It all sounds great, and you’d be forgiven for thinking that women everywhere were working out and reaping the benefits that an active lifestyle brings. However, it’s arguably an illusion, because there are still so many obstacles for girls and women when it comes to sport. Despite a boost from the phenomenally successful ‘This Girl Can’ campaign, women are still less likely to participate in sport than their male peers, and if they do it’s more likely to be for cosmetic reasons than for the sheer fun of playing games.

Anna Kessel is one of the most influential women in sport, albeit one who opens the introduction of her book by questioning whether she could really write a book about sport. Reflecting on how ‘un-sporty’ she was, Anna hit on the very heart of the issue – women are constantly being defined as incompatible with sport. Alien. Odd. Other. Exploring this further, Anna explains how for women, exercise and sport are presented as two distinct entities, one acceptable and the other not so much. Exercise with the goal of physical improvement is revered, it’s what populates our Instagram fees, gets us in the gym and sees us splashing our cash on Lycra. In contrast, sport is stubbornly still cast as unfeminine. Sport isn’t about losing weight or looking good. It’s about competition, aggression and pride. It’s loads of fun, and it’s not for girls.

Our bland acceptance of the idea that women don’t like sport is actually a bit weird. As children we all play, it comes naturally to us, but at some point we begin to believe that it’s not for us and back away from the playing field. But why does it matter? Why do we need to feel like sport is for us? Because sport is powerful. Sport teaches women to take ownership of their bodies, it gives them physical strength and crucially status and respect. Sport helps women realise their potential. That’s why women need to reclaim sport on their own terms and discover the fun and fulfilment it brings.
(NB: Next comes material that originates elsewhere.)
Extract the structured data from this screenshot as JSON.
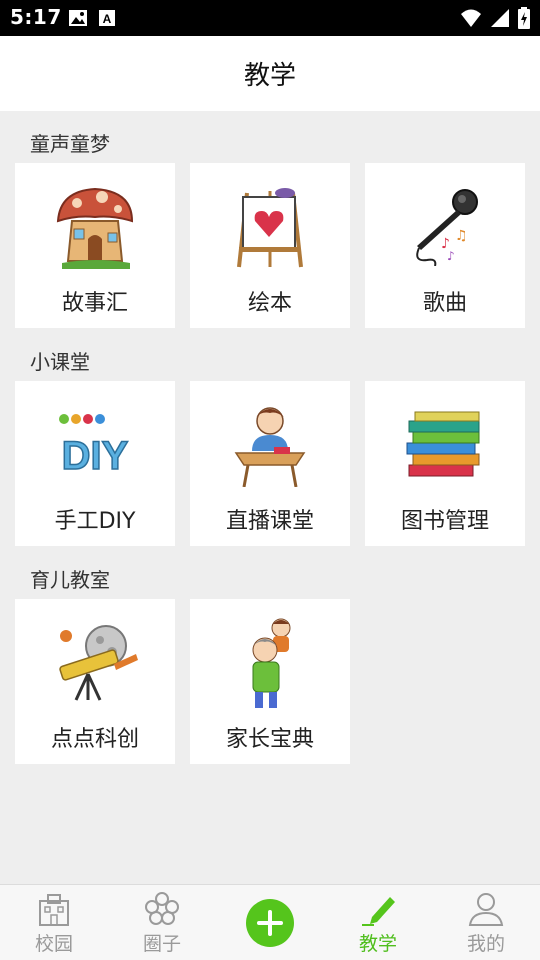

Eat.Sweat.Play is a timely health-check on the nation and women’s involvement in sport, which sees Anna Kessel explore some of societies major taboos including body dysmorphia, periods, miscarriage, sex and even the gender pay gap. Eat.Sweat.Play examines why sport became to be seen as a boys club and tells the inspirational story of how women are finally reclaiming sport and, by extension, their own bodies.